Records for this task |

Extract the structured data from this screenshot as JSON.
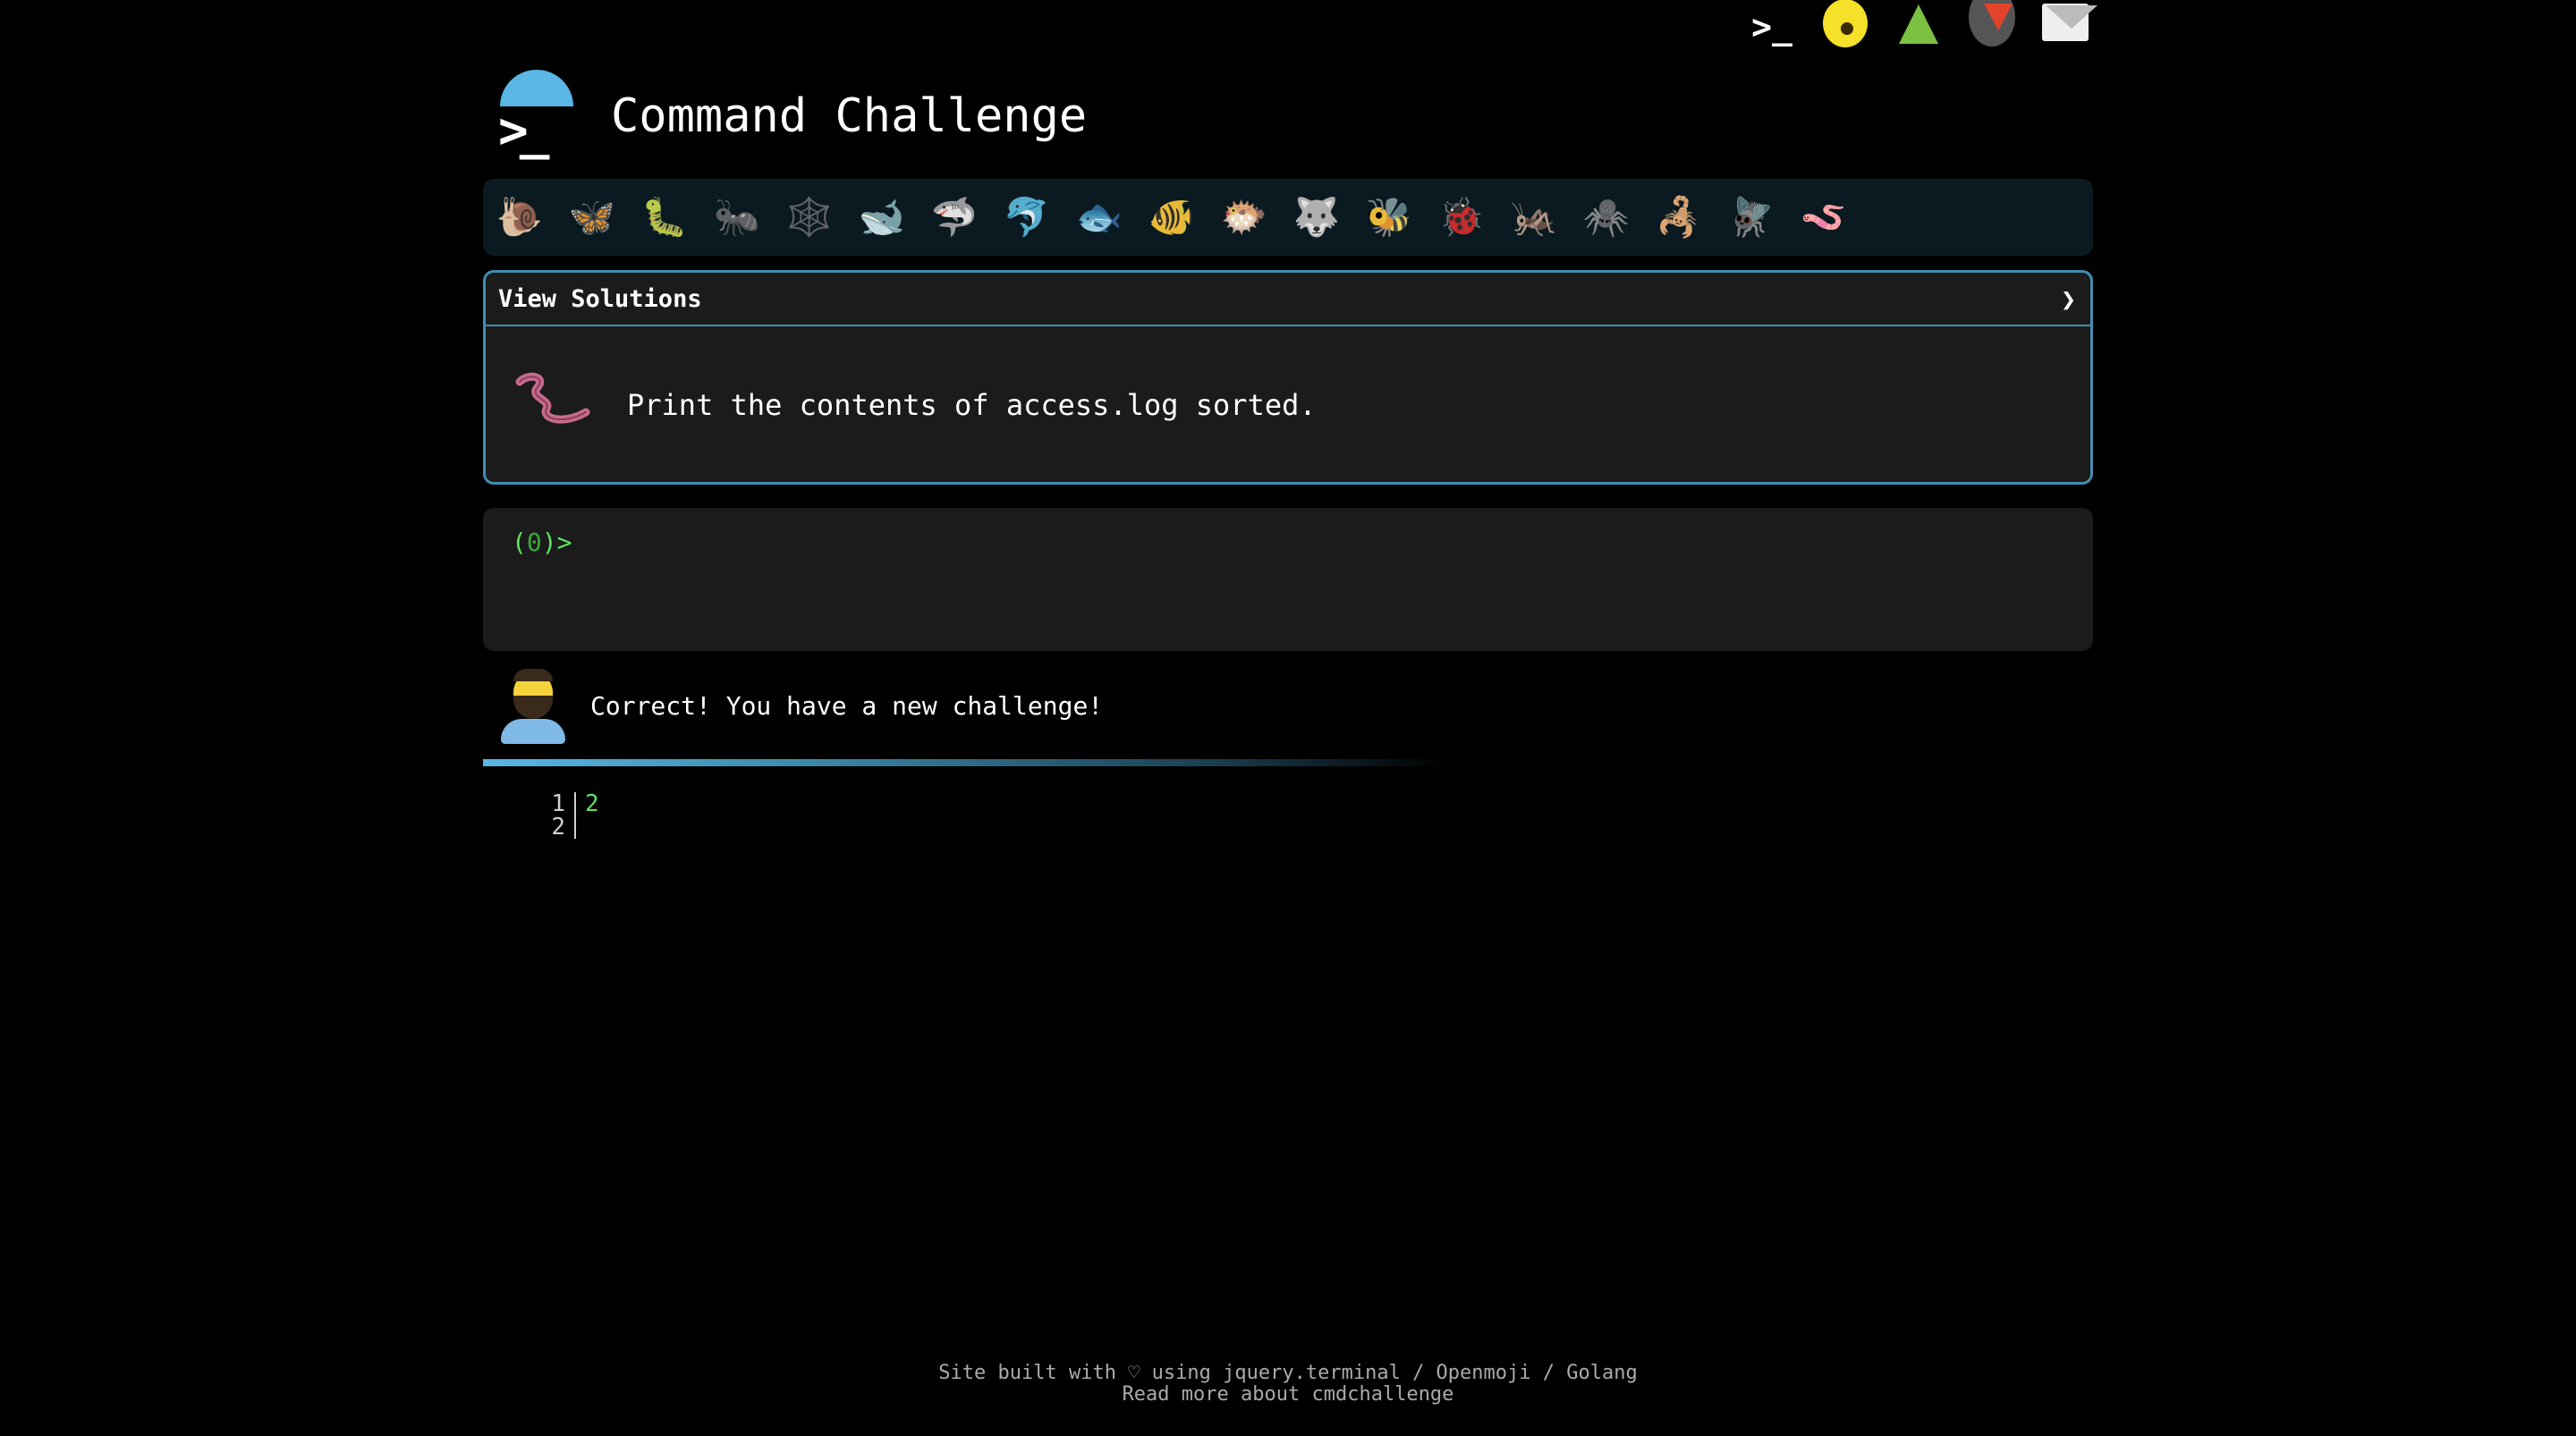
{
  "top_icons": [
    "terminal-icon",
    "shushing-face-icon",
    "tree-icon",
    "gitlab-icon",
    "mail-icon"
  ],
  "header": {
    "logo_prompt": ">_",
    "title": "Command Challenge"
  },
  "animals": [
    "🐌",
    "🦋",
    "🐛",
    "🐜",
    "🕸️",
    "🐋",
    "🦈",
    "🐬",
    "🐟",
    "🐠",
    "🐡",
    "🐺",
    "🐝",
    "🐞",
    "🦗",
    "🕷️",
    "🦂",
    "🪰",
    "🪱"
  ],
  "solutions": {
    "label": "View Solutions",
    "chevron": "❯",
    "challenge_text": "Print the contents of access.log sorted."
  },
  "terminal": {
    "prompt_open": "(",
    "prompt_count": "0",
    "prompt_close": ")>"
  },
  "feedback": {
    "message": "Correct! You have a new challenge!"
  },
  "output": {
    "rows": [
      {
        "line": "1",
        "value": "2"
      },
      {
        "line": "2",
        "value": ""
      }
    ]
  },
  "footer": {
    "line1": "Site built with ♡ using jquery.terminal / Openmoji / Golang",
    "line2": "Read more about cmdchallenge"
  },
  "colors": {
    "accent": "#5ab6e5",
    "panel_border": "#3f8fb0",
    "prompt_green": "#5fe25f",
    "panel_bg": "#1b1b1b"
  }
}
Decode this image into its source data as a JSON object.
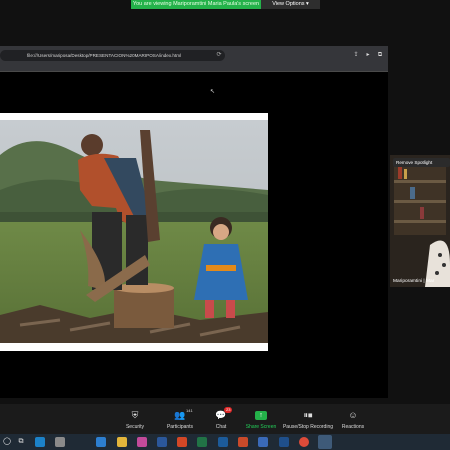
{
  "banner": {
    "message": "You are viewing Mariporamtini Maria Paula's screen",
    "view_options": "View Options ▾"
  },
  "browser": {
    "address": "file:///Users/mariposa/Desktop/PRESENTACION%20MARIPOSA/index.html"
  },
  "video_tile": {
    "spotlight_label": "Remove Spotlight",
    "participant_name": "Mariporamtini | Mar"
  },
  "controls": {
    "security": "Security",
    "participants": "Participants",
    "participants_count": "141",
    "chat": "Chat",
    "chat_badge": "23",
    "share_screen": "Share Screen",
    "record": "Pause/Stop Recording",
    "reactions": "Reactions"
  },
  "colors": {
    "share_green": "#24b24a",
    "control_bar": "#1b1b1b",
    "taskbar": "#1f2a35"
  }
}
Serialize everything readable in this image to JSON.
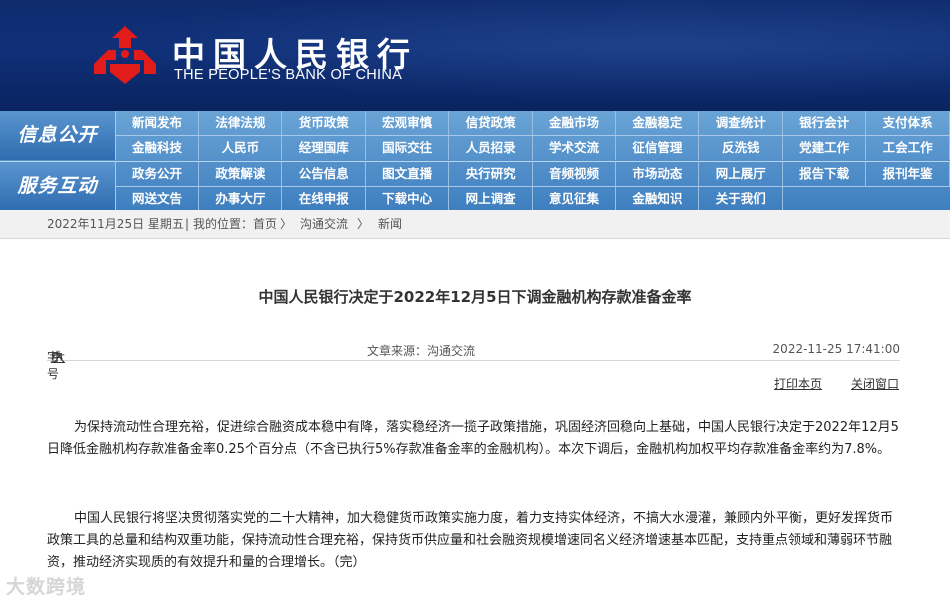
{
  "header": {
    "brand_cn": "中国人民银行",
    "brand_en": "THE PEOPLE'S BANK OF CHINA"
  },
  "nav": {
    "section1_title": "信息公开",
    "section1_row1": [
      "新闻发布",
      "法律法规",
      "货币政策",
      "宏观审慎",
      "信贷政策",
      "金融市场",
      "金融稳定",
      "调查统计",
      "银行会计",
      "支付体系"
    ],
    "section1_row2": [
      "金融科技",
      "人民币",
      "经理国库",
      "国际交往",
      "人员招录",
      "学术交流",
      "征信管理",
      "反洗钱",
      "党建工作",
      "工会工作"
    ],
    "section2_title": "服务互动",
    "section2_row1": [
      "政务公开",
      "政策解读",
      "公告信息",
      "图文直播",
      "央行研究",
      "音频视频",
      "市场动态",
      "网上展厅",
      "报告下载",
      "报刊年鉴"
    ],
    "section2_row2": [
      "网送文告",
      "办事大厅",
      "在线申报",
      "下载中心",
      "网上调查",
      "意见征集",
      "金融知识",
      "关于我们"
    ]
  },
  "breadcrumb": {
    "date": "2022年11月25日 星期五",
    "location_label": "我的位置：首页",
    "sep1": "〉",
    "level1": "沟通交流",
    "sep2": "〉",
    "level2": "新闻"
  },
  "article": {
    "title": "中国人民银行决定于2022年12月5日下调金融机构存款准备金率",
    "font_size_label": "字号",
    "font_large": "大",
    "font_medium": "中",
    "font_small": "小",
    "source": "文章来源：沟通交流",
    "datetime": "2022-11-25 17:41:00",
    "print_link": "打印本页",
    "close_link": "关闭窗口",
    "paragraph1": "为保持流动性合理充裕，促进综合融资成本稳中有降，落实稳经济一揽子政策措施，巩固经济回稳向上基础，中国人民银行决定于2022年12月5日降低金融机构存款准备金率0.25个百分点（不含已执行5%存款准备金率的金融机构）。本次下调后，金融机构加权平均存款准备金率约为7.8%。",
    "paragraph2": "中国人民银行将坚决贯彻落实党的二十大精神，加大稳健货币政策实施力度，着力支持实体经济，不搞大水漫灌，兼顾内外平衡，更好发挥货币政策工具的总量和结构双重功能，保持流动性合理充裕，保持货币供应量和社会融资规模增速同名义经济增速基本匹配，支持重点领域和薄弱环节融资，推动经济实现质的有效提升和量的合理增长。（完）"
  },
  "watermark": "大数跨境",
  "colors": {
    "header_bg": "#0f2f78",
    "nav_bg": "#4a88c8",
    "logo_red": "#e21b1b"
  }
}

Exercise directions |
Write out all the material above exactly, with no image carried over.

Exercise response |
Extract the structured data from this screenshot as JSON.
{
  "top_icons": [
    "terminal-icon",
    "shushing-face-icon",
    "tree-icon",
    "gitlab-icon",
    "mail-icon"
  ],
  "header": {
    "logo_prompt": ">_",
    "title": "Command Challenge"
  },
  "animals": [
    "🐌",
    "🦋",
    "🐛",
    "🐜",
    "🕸️",
    "🐋",
    "🦈",
    "🐬",
    "🐟",
    "🐠",
    "🐡",
    "🐺",
    "🐝",
    "🐞",
    "🦗",
    "🕷️",
    "🦂",
    "🪰",
    "🪱"
  ],
  "solutions": {
    "label": "View Solutions",
    "chevron": "❯",
    "challenge_text": "Print the contents of access.log sorted."
  },
  "terminal": {
    "prompt_open": "(",
    "prompt_count": "0",
    "prompt_close": ")>"
  },
  "feedback": {
    "message": "Correct! You have a new challenge!"
  },
  "output": {
    "rows": [
      {
        "line": "1",
        "value": "2"
      },
      {
        "line": "2",
        "value": ""
      }
    ]
  },
  "footer": {
    "line1": "Site built with ♡ using jquery.terminal / Openmoji / Golang",
    "line2": "Read more about cmdchallenge"
  },
  "colors": {
    "accent": "#5ab6e5",
    "panel_border": "#3f8fb0",
    "prompt_green": "#5fe25f",
    "panel_bg": "#1b1b1b"
  }
}
Decode this image into its source data as a JSON object.
{
  "banner": {
    "message": "You are viewing Mariporamtini Maria Paula's screen",
    "view_options": "View Options ▾"
  },
  "browser": {
    "address": "file:///Users/mariposa/Desktop/PRESENTACION%20MARIPOSA/index.html"
  },
  "video_tile": {
    "spotlight_label": "Remove Spotlight",
    "participant_name": "Mariporamtini | Mar"
  },
  "controls": {
    "security": "Security",
    "participants": "Participants",
    "participants_count": "141",
    "chat": "Chat",
    "chat_badge": "23",
    "share_screen": "Share Screen",
    "record": "Pause/Stop Recording",
    "reactions": "Reactions"
  },
  "colors": {
    "share_green": "#24b24a",
    "control_bar": "#1b1b1b",
    "taskbar": "#1f2a35"
  }
}
Serialize everything readable in this image to JSON.
{
  "header": {
    "brand_cn": "中国人民银行",
    "brand_en": "THE PEOPLE'S BANK OF CHINA"
  },
  "nav": {
    "section1_title": "信息公开",
    "section1_row1": [
      "新闻发布",
      "法律法规",
      "货币政策",
      "宏观审慎",
      "信贷政策",
      "金融市场",
      "金融稳定",
      "调查统计",
      "银行会计",
      "支付体系"
    ],
    "section1_row2": [
      "金融科技",
      "人民币",
      "经理国库",
      "国际交往",
      "人员招录",
      "学术交流",
      "征信管理",
      "反洗钱",
      "党建工作",
      "工会工作"
    ],
    "section2_title": "服务互动",
    "section2_row1": [
      "政务公开",
      "政策解读",
      "公告信息",
      "图文直播",
      "央行研究",
      "音频视频",
      "市场动态",
      "网上展厅",
      "报告下载",
      "报刊年鉴"
    ],
    "section2_row2": [
      "网送文告",
      "办事大厅",
      "在线申报",
      "下载中心",
      "网上调查",
      "意见征集",
      "金融知识",
      "关于我们"
    ]
  },
  "breadcrumb": {
    "date": "2022年11月25日 星期五",
    "location_label": "我的位置：首页",
    "sep1": "〉",
    "level1": "沟通交流",
    "sep2": "〉",
    "level2": "新闻"
  },
  "article": {
    "title": "中国人民银行决定于2022年12月5日下调金融机构存款准备金率",
    "font_size_label": "字号",
    "font_large": "大",
    "font_medium": "中",
    "font_small": "小",
    "source": "文章来源：沟通交流",
    "datetime": "2022-11-25 17:41:00",
    "print_link": "打印本页",
    "close_link": "关闭窗口",
    "paragraph1": "为保持流动性合理充裕，促进综合融资成本稳中有降，落实稳经济一揽子政策措施，巩固经济回稳向上基础，中国人民银行决定于2022年12月5日降低金融机构存款准备金率0.25个百分点（不含已执行5%存款准备金率的金融机构）。本次下调后，金融机构加权平均存款准备金率约为7.8%。",
    "paragraph2": "中国人民银行将坚决贯彻落实党的二十大精神，加大稳健货币政策实施力度，着力支持实体经济，不搞大水漫灌，兼顾内外平衡，更好发挥货币政策工具的总量和结构双重功能，保持流动性合理充裕，保持货币供应量和社会融资规模增速同名义经济增速基本匹配，支持重点领域和薄弱环节融资，推动经济实现质的有效提升和量的合理增长。（完）"
  },
  "watermark": "大数跨境",
  "colors": {
    "header_bg": "#0f2f78",
    "nav_bg": "#4a88c8",
    "logo_red": "#e21b1b"
  }
}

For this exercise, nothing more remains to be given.